Here you some of the new interior framing. The photo on the right shows what will be the new study. On the left, the line of the study wall is continued past the stairwell to divide the main bedroom from the living and kitchen spaces. The bathroom will be beyond where the light is shining. Ultimately the kitchen and living spaces will be delineated by the kitchen cabinets.

In the meantime, the homeowner wants to get renters into the first floor ASAP. This has involved some basic plaster repair and a fresh coat of paint at the minimum. At the other end of 'minimum' we're installing a new laminated floor in the two small bedrooms and re-finishing the floor of the living room. Part of the dress-up is stripping several coats of lead-based paint from this gorgeous old stone mantle. Yours truly did the honors on that one:

There remains much to do. The outside of the house has some rot and weathering issues and there's to be a new roof covering applied. Upstairs, a skylight in the study and a loft-space extended into the attic. Plus all the finish work. Stay tuned for updates.

Since I'm plugging myself a little bit, here are a couple of photos from a renno I completed in the fall. This old, small barn required significant foundation work and new clapboards.

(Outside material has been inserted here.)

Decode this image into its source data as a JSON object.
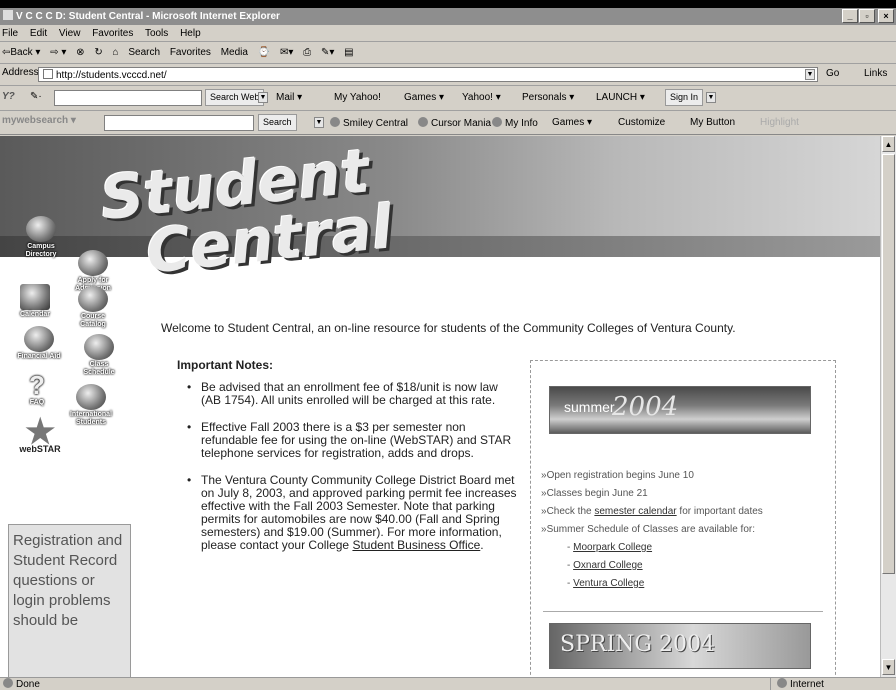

It has new interior framing to support a finished office space on the second floor. The sliding barn door and faux door to the left were one-off pieces I custom made to spec, using recycled antique glass for the panes. The floor off the office is made of recycled barn-boards, planed to a uniform thickness and framed with two courses of yellow pine. I should get some pictures of that, 'cause it looks the business.


James said...

hey dude,
I came across your blog while googling for fire blocking. I'm renovating my 1920's arts-n-crafts house in JP. The building inspector wants me to install fireblocking between the floors to meet code- what material are you using to do it on this project?

Brown said...


As I understand it, 2x material is more than sufficient. The idea (as you might be aware) is simply to stop the chimney effect: the fire-feeding gift that balloon framing gives to us.

On this project, we used old interior-wall studs from the same house that we'd removed to make room for interior re-design. As I'm sure you've discovered, old rough-sawn lumber is a different size than modern KD. The interior framing studs were a dimensional match for the exterior balloon frame, so we were set to go.

The key is to close off the stud bay. So anything that fits snugly between exterior sheathing and whatever you use to cover the inside wall with (plaster and lathe, sheetrock, etc) would work fine. Check with the local building inspector to be sure there isn't a thickness requirement in your area (some places do not allow anything thinner than 2x (1.5"), some places allow you to use 3/4" thick material).

This method is also used in new-home construction when the walls will exceed a certain height or the framing will extend above a ceiling (happens in tall gable-ends sometimes.

Hope this is helpful.

crumtheteacher said...

I still love this project. Hope you can retire early and do this kind of thing for fun. I will do the same and you can teach me.

I'm dying for some more commentary on national politics from you. Or are you too flummoxed by the asshatery?